Website and app data records:

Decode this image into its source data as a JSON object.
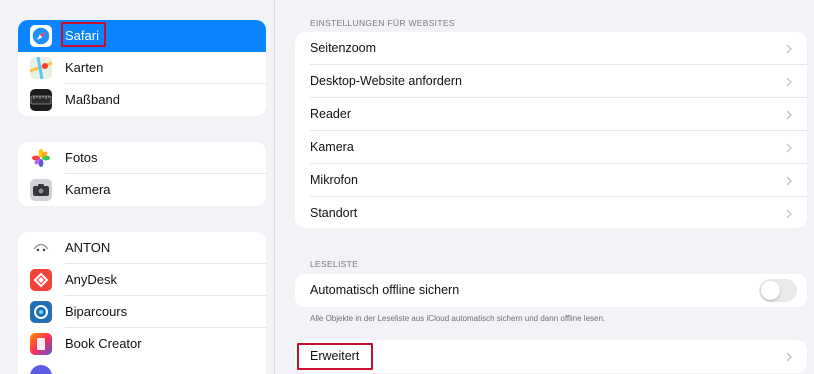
{
  "sidebar": {
    "group1": [
      {
        "label": "Safari",
        "icon": "safari-icon",
        "selected": true
      },
      {
        "label": "Karten",
        "icon": "maps-icon"
      },
      {
        "label": "Maßband",
        "icon": "measure-icon"
      }
    ],
    "group2": [
      {
        "label": "Fotos",
        "icon": "photos-icon"
      },
      {
        "label": "Kamera",
        "icon": "camera-icon"
      }
    ],
    "group3": [
      {
        "label": "ANTON",
        "icon": "anton-icon"
      },
      {
        "label": "AnyDesk",
        "icon": "anydesk-icon"
      },
      {
        "label": "Biparcours",
        "icon": "biparcours-icon"
      },
      {
        "label": "Book Creator",
        "icon": "book-creator-icon"
      }
    ]
  },
  "main": {
    "websites_header": "EINSTELLUNGEN FÜR WEBSITES",
    "website_rows": [
      "Seitenzoom",
      "Desktop-Website anfordern",
      "Reader",
      "Kamera",
      "Mikrofon",
      "Standort"
    ],
    "readinglist_header": "LESELISTE",
    "offline_label": "Automatisch offline sichern",
    "offline_toggle": false,
    "offline_footnote": "Alle Objekte in der Leseliste aus iCloud automatisch sichern und dann offline lesen.",
    "advanced_label": "Erweitert"
  },
  "colors": {
    "accent": "#0a84ff",
    "highlight": "#c8102e",
    "background": "#f2f2f7"
  }
}
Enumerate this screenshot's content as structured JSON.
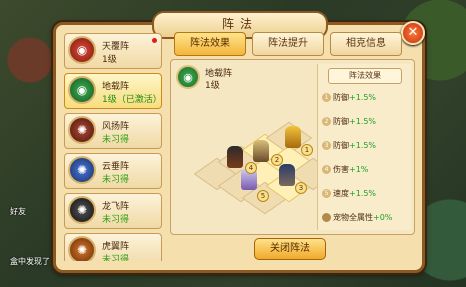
{
  "dialog": {
    "title": "阵法"
  },
  "tabs": [
    {
      "label": "阵法效果",
      "active": true
    },
    {
      "label": "阵法提升",
      "active": false
    },
    {
      "label": "相克信息",
      "active": false
    }
  ],
  "formations": [
    {
      "name": "天覆阵",
      "status": "1级",
      "symbol": "◉",
      "color": "#c0392b",
      "notify": true
    },
    {
      "name": "地载阵",
      "status": "1级（已激活）",
      "symbol": "◉",
      "color": "#1f8a36",
      "active": true
    },
    {
      "name": "风扬阵",
      "status": "未习得",
      "symbol": "✺",
      "color": "#8a2a1e"
    },
    {
      "name": "云垂阵",
      "status": "未习得",
      "symbol": "✺",
      "color": "#2a4da8"
    },
    {
      "name": "龙飞阵",
      "status": "未习得",
      "symbol": "✺",
      "color": "#222222"
    },
    {
      "name": "虎翼阵",
      "status": "未习得",
      "symbol": "✺",
      "color": "#b2501a"
    }
  ],
  "selected": {
    "name": "地载阵",
    "level": "1级"
  },
  "effects": {
    "title": "阵法效果",
    "rows": [
      {
        "num": "1",
        "label": "防御",
        "value": "+1.5%"
      },
      {
        "num": "2",
        "label": "防御",
        "value": "+1.5%"
      },
      {
        "num": "3",
        "label": "防御",
        "value": "+1.5%"
      },
      {
        "num": "4",
        "label": "伤害",
        "value": "+1%"
      },
      {
        "num": "5",
        "label": "速度",
        "value": "+1.5%"
      },
      {
        "num": "",
        "label": "宠物全属性",
        "value": "+0%"
      }
    ]
  },
  "slots": [
    "1",
    "2",
    "3",
    "4",
    "5"
  ],
  "buttons": {
    "close_formation": "关闭阵法",
    "close": "✕"
  },
  "scene": {
    "left_label_1": "好友",
    "left_label_2": "盒中发现了"
  }
}
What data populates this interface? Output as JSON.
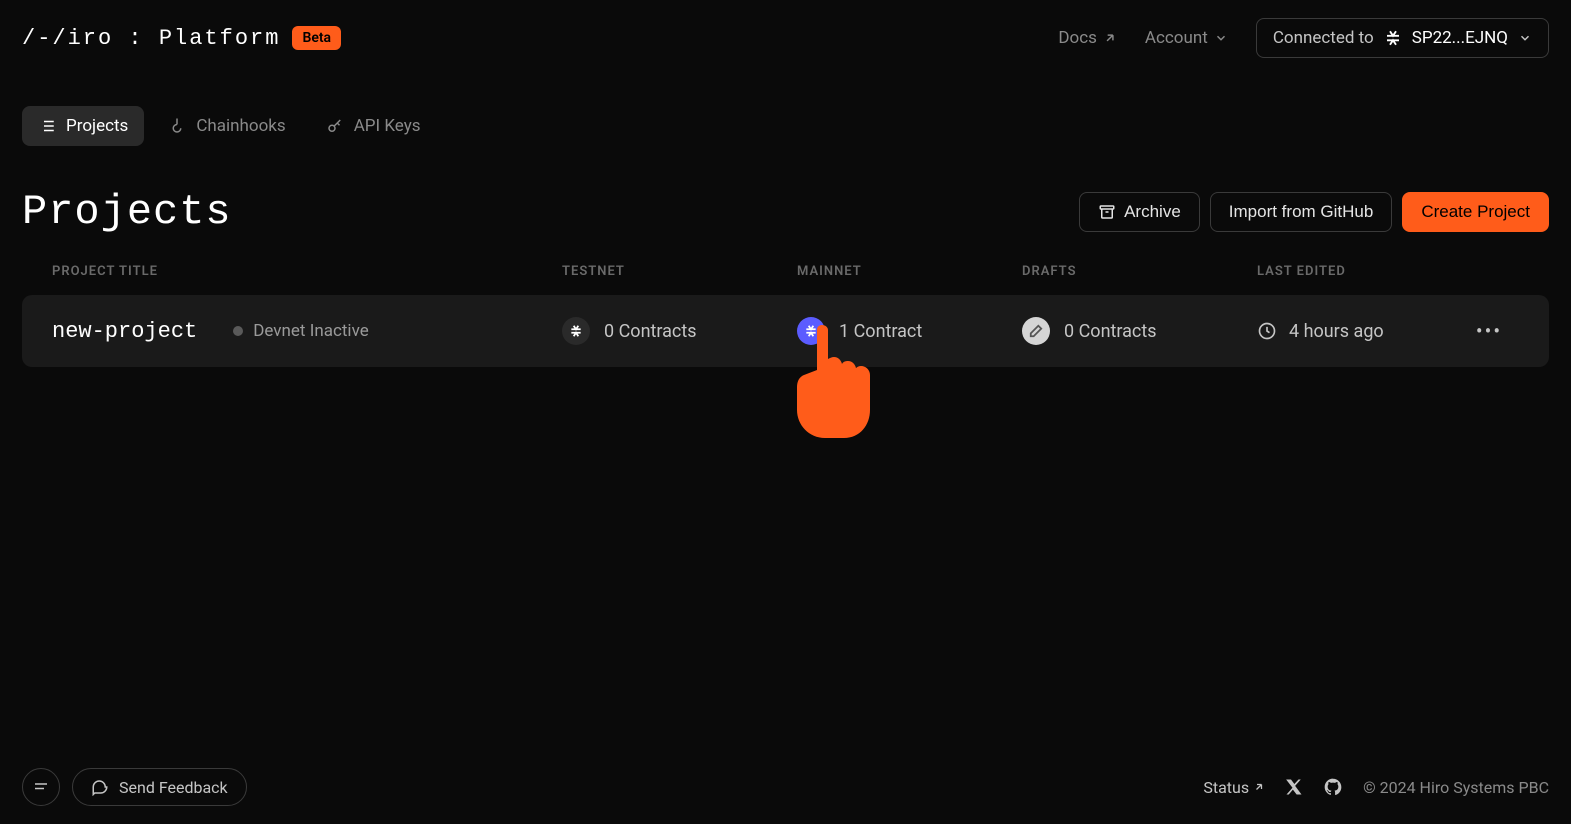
{
  "header": {
    "logo": "/-/iro : Platform",
    "beta_label": "Beta",
    "docs_label": "Docs",
    "account_label": "Account",
    "connected_prefix": "Connected to",
    "wallet_address": "SP22...EJNQ"
  },
  "nav": {
    "tabs": [
      {
        "label": "Projects",
        "active": true
      },
      {
        "label": "Chainhooks",
        "active": false
      },
      {
        "label": "API Keys",
        "active": false
      }
    ]
  },
  "page": {
    "title": "Projects",
    "archive_label": "Archive",
    "import_label": "Import from GitHub",
    "create_label": "Create Project"
  },
  "table": {
    "columns": {
      "title": "PROJECT TITLE",
      "testnet": "TESTNET",
      "mainnet": "MAINNET",
      "drafts": "DRAFTS",
      "last_edited": "LAST EDITED"
    },
    "rows": [
      {
        "name": "new-project",
        "devnet_status": "Devnet Inactive",
        "testnet_count": "0 Contracts",
        "mainnet_count": "1 Contract",
        "drafts_count": "0 Contracts",
        "last_edited": "4 hours ago"
      }
    ]
  },
  "footer": {
    "feedback_label": "Send Feedback",
    "status_label": "Status",
    "copyright": "© 2024 Hiro Systems PBC"
  }
}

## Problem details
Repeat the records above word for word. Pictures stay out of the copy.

## Answer box
Decode this image into its source data as a JSON object.
{
  "sidebar": {
    "group1": [
      {
        "label": "Safari",
        "icon": "safari-icon",
        "selected": true
      },
      {
        "label": "Karten",
        "icon": "maps-icon"
      },
      {
        "label": "Maßband",
        "icon": "measure-icon"
      }
    ],
    "group2": [
      {
        "label": "Fotos",
        "icon": "photos-icon"
      },
      {
        "label": "Kamera",
        "icon": "camera-icon"
      }
    ],
    "group3": [
      {
        "label": "ANTON",
        "icon": "anton-icon"
      },
      {
        "label": "AnyDesk",
        "icon": "anydesk-icon"
      },
      {
        "label": "Biparcours",
        "icon": "biparcours-icon"
      },
      {
        "label": "Book Creator",
        "icon": "book-creator-icon"
      }
    ]
  },
  "main": {
    "websites_header": "EINSTELLUNGEN FÜR WEBSITES",
    "website_rows": [
      "Seitenzoom",
      "Desktop-Website anfordern",
      "Reader",
      "Kamera",
      "Mikrofon",
      "Standort"
    ],
    "readinglist_header": "LESELISTE",
    "offline_label": "Automatisch offline sichern",
    "offline_toggle": false,
    "offline_footnote": "Alle Objekte in der Leseliste aus iCloud automatisch sichern und dann offline lesen.",
    "advanced_label": "Erweitert"
  },
  "colors": {
    "accent": "#0a84ff",
    "highlight": "#c8102e",
    "background": "#f2f2f7"
  }
}
Enumerate this screenshot's content as structured JSON.
{
  "dialog": {
    "title": "阵法"
  },
  "tabs": [
    {
      "label": "阵法效果",
      "active": true
    },
    {
      "label": "阵法提升",
      "active": false
    },
    {
      "label": "相克信息",
      "active": false
    }
  ],
  "formations": [
    {
      "name": "天覆阵",
      "status": "1级",
      "symbol": "◉",
      "color": "#c0392b",
      "notify": true
    },
    {
      "name": "地载阵",
      "status": "1级（已激活）",
      "symbol": "◉",
      "color": "#1f8a36",
      "active": true
    },
    {
      "name": "风扬阵",
      "status": "未习得",
      "symbol": "✺",
      "color": "#8a2a1e"
    },
    {
      "name": "云垂阵",
      "status": "未习得",
      "symbol": "✺",
      "color": "#2a4da8"
    },
    {
      "name": "龙飞阵",
      "status": "未习得",
      "symbol": "✺",
      "color": "#222222"
    },
    {
      "name": "虎翼阵",
      "status": "未习得",
      "symbol": "✺",
      "color": "#b2501a"
    }
  ],
  "selected": {
    "name": "地载阵",
    "level": "1级"
  },
  "effects": {
    "title": "阵法效果",
    "rows": [
      {
        "num": "1",
        "label": "防御",
        "value": "+1.5%"
      },
      {
        "num": "2",
        "label": "防御",
        "value": "+1.5%"
      },
      {
        "num": "3",
        "label": "防御",
        "value": "+1.5%"
      },
      {
        "num": "4",
        "label": "伤害",
        "value": "+1%"
      },
      {
        "num": "5",
        "label": "速度",
        "value": "+1.5%"
      },
      {
        "num": "",
        "label": "宠物全属性",
        "value": "+0%"
      }
    ]
  },
  "slots": [
    "1",
    "2",
    "3",
    "4",
    "5"
  ],
  "buttons": {
    "close_formation": "关闭阵法",
    "close": "✕"
  },
  "scene": {
    "left_label_1": "好友",
    "left_label_2": "盒中发现了"
  }
}
What data populates this interface? Output as JSON.
{
  "header": {
    "logo": "/-/iro : Platform",
    "beta_label": "Beta",
    "docs_label": "Docs",
    "account_label": "Account",
    "connected_prefix": "Connected to",
    "wallet_address": "SP22...EJNQ"
  },
  "nav": {
    "tabs": [
      {
        "label": "Projects",
        "active": true
      },
      {
        "label": "Chainhooks",
        "active": false
      },
      {
        "label": "API Keys",
        "active": false
      }
    ]
  },
  "page": {
    "title": "Projects",
    "archive_label": "Archive",
    "import_label": "Import from GitHub",
    "create_label": "Create Project"
  },
  "table": {
    "columns": {
      "title": "PROJECT TITLE",
      "testnet": "TESTNET",
      "mainnet": "MAINNET",
      "drafts": "DRAFTS",
      "last_edited": "LAST EDITED"
    },
    "rows": [
      {
        "name": "new-project",
        "devnet_status": "Devnet Inactive",
        "testnet_count": "0 Contracts",
        "mainnet_count": "1 Contract",
        "drafts_count": "0 Contracts",
        "last_edited": "4 hours ago"
      }
    ]
  },
  "footer": {
    "feedback_label": "Send Feedback",
    "status_label": "Status",
    "copyright": "© 2024 Hiro Systems PBC"
  }
}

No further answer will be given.